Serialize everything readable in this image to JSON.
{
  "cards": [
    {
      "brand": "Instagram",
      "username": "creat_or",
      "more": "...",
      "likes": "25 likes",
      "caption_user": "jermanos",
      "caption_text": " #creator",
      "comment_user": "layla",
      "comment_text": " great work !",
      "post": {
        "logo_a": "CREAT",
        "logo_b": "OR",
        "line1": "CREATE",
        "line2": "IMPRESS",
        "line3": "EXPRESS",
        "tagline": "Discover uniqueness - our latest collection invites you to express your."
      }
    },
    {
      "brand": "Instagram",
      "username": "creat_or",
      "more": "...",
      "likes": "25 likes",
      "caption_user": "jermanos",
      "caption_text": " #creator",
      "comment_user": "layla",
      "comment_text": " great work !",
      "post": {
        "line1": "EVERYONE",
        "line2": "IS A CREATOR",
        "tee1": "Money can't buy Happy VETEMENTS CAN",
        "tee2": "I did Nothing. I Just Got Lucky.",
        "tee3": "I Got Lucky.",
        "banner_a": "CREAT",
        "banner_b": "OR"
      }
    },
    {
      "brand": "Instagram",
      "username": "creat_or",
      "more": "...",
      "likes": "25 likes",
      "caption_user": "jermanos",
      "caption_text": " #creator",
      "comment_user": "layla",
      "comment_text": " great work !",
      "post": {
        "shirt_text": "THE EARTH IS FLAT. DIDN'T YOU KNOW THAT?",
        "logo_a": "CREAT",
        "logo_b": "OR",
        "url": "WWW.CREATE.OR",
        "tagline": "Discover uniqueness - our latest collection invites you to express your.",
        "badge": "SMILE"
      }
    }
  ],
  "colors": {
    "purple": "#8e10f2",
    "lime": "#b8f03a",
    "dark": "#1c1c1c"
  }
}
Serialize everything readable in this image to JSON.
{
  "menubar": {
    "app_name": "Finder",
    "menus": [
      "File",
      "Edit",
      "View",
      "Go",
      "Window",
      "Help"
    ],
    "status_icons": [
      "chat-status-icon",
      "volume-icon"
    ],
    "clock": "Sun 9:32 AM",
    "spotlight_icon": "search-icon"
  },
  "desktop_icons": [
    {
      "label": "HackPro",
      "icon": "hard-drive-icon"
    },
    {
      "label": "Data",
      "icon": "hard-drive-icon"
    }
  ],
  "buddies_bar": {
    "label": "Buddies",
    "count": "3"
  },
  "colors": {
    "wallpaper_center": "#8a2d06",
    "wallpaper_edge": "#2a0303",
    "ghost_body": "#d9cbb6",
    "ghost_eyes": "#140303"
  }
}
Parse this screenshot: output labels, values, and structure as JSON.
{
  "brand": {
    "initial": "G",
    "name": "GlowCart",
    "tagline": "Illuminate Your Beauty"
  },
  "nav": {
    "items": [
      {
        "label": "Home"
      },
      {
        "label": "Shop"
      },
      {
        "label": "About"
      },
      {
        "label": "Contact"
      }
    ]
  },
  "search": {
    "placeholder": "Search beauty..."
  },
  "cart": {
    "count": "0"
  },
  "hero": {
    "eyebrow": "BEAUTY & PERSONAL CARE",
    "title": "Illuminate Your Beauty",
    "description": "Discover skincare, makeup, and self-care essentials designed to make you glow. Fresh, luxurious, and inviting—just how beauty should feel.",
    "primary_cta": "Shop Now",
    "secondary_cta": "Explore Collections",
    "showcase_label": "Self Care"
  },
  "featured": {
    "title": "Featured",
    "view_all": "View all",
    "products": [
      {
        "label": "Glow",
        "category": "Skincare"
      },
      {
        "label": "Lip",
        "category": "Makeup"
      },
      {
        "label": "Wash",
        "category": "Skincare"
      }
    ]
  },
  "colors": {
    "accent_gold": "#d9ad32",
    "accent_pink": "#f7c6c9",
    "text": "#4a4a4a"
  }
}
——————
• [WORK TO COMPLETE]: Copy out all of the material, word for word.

• [EXERCISE SOLUTION]:
Serialize everything readable in this image to JSON.
{
  "cards": [
    {
      "brand": "Instagram",
      "username": "creat_or",
      "more": "...",
      "likes": "25 likes",
      "caption_user": "jermanos",
      "caption_text": " #creator",
      "comment_user": "layla",
      "comment_text": " great work !",
      "post": {
        "logo_a": "CREAT",
        "logo_b": "OR",
        "line1": "CREATE",
        "line2": "IMPRESS",
        "line3": "EXPRESS",
        "tagline": "Discover uniqueness - our latest collection invites you to express your."
      }
    },
    {
      "brand": "Instagram",
      "username": "creat_or",
      "more": "...",
      "likes": "25 likes",
      "caption_user": "jermanos",
      "caption_text": " #creator",
      "comment_user": "layla",
      "comment_text": " great work !",
      "post": {
        "line1": "EVERYONE",
        "line2": "IS A CREATOR",
        "tee1": "Money can't buy Happy VETEMENTS CAN",
        "tee2": "I did Nothing. I Just Got Lucky.",
        "tee3": "I Got Lucky.",
        "banner_a": "CREAT",
        "banner_b": "OR"
      }
    },
    {
      "brand": "Instagram",
      "username": "creat_or",
      "more": "...",
      "likes": "25 likes",
      "caption_user": "jermanos",
      "caption_text": " #creator",
      "comment_user": "layla",
      "comment_text": " great work !",
      "post": {
        "shirt_text": "THE EARTH IS FLAT. DIDN'T YOU KNOW THAT?",
        "logo_a": "CREAT",
        "logo_b": "OR",
        "url": "WWW.CREATE.OR",
        "tagline": "Discover uniqueness - our latest collection invites you to express your.",
        "badge": "SMILE"
      }
    }
  ],
  "colors": {
    "purple": "#8e10f2",
    "lime": "#b8f03a",
    "dark": "#1c1c1c"
  }
}
Serialize everything readable in this image to JSON.
{
  "menubar": {
    "app_name": "Finder",
    "menus": [
      "File",
      "Edit",
      "View",
      "Go",
      "Window",
      "Help"
    ],
    "status_icons": [
      "chat-status-icon",
      "volume-icon"
    ],
    "clock": "Sun 9:32 AM",
    "spotlight_icon": "search-icon"
  },
  "desktop_icons": [
    {
      "label": "HackPro",
      "icon": "hard-drive-icon"
    },
    {
      "label": "Data",
      "icon": "hard-drive-icon"
    }
  ],
  "buddies_bar": {
    "label": "Buddies",
    "count": "3"
  },
  "colors": {
    "wallpaper_center": "#8a2d06",
    "wallpaper_edge": "#2a0303",
    "ghost_body": "#d9cbb6",
    "ghost_eyes": "#140303"
  }
}
Parse this screenshot: output labels, values, and structure as JSON.
{
  "brand": {
    "initial": "G",
    "name": "GlowCart",
    "tagline": "Illuminate Your Beauty"
  },
  "nav": {
    "items": [
      {
        "label": "Home"
      },
      {
        "label": "Shop"
      },
      {
        "label": "About"
      },
      {
        "label": "Contact"
      }
    ]
  },
  "search": {
    "placeholder": "Search beauty..."
  },
  "cart": {
    "count": "0"
  },
  "hero": {
    "eyebrow": "BEAUTY & PERSONAL CARE",
    "title": "Illuminate Your Beauty",
    "description": "Discover skincare, makeup, and self-care essentials designed to make you glow. Fresh, luxurious, and inviting—just how beauty should feel.",
    "primary_cta": "Shop Now",
    "secondary_cta": "Explore Collections",
    "showcase_label": "Self Care"
  },
  "featured": {
    "title": "Featured",
    "view_all": "View all",
    "products": [
      {
        "label": "Glow",
        "category": "Skincare"
      },
      {
        "label": "Lip",
        "category": "Makeup"
      },
      {
        "label": "Wash",
        "category": "Skincare"
      }
    ]
  },
  "colors": {
    "accent_gold": "#d9ad32",
    "accent_pink": "#f7c6c9",
    "text": "#4a4a4a"
  }
}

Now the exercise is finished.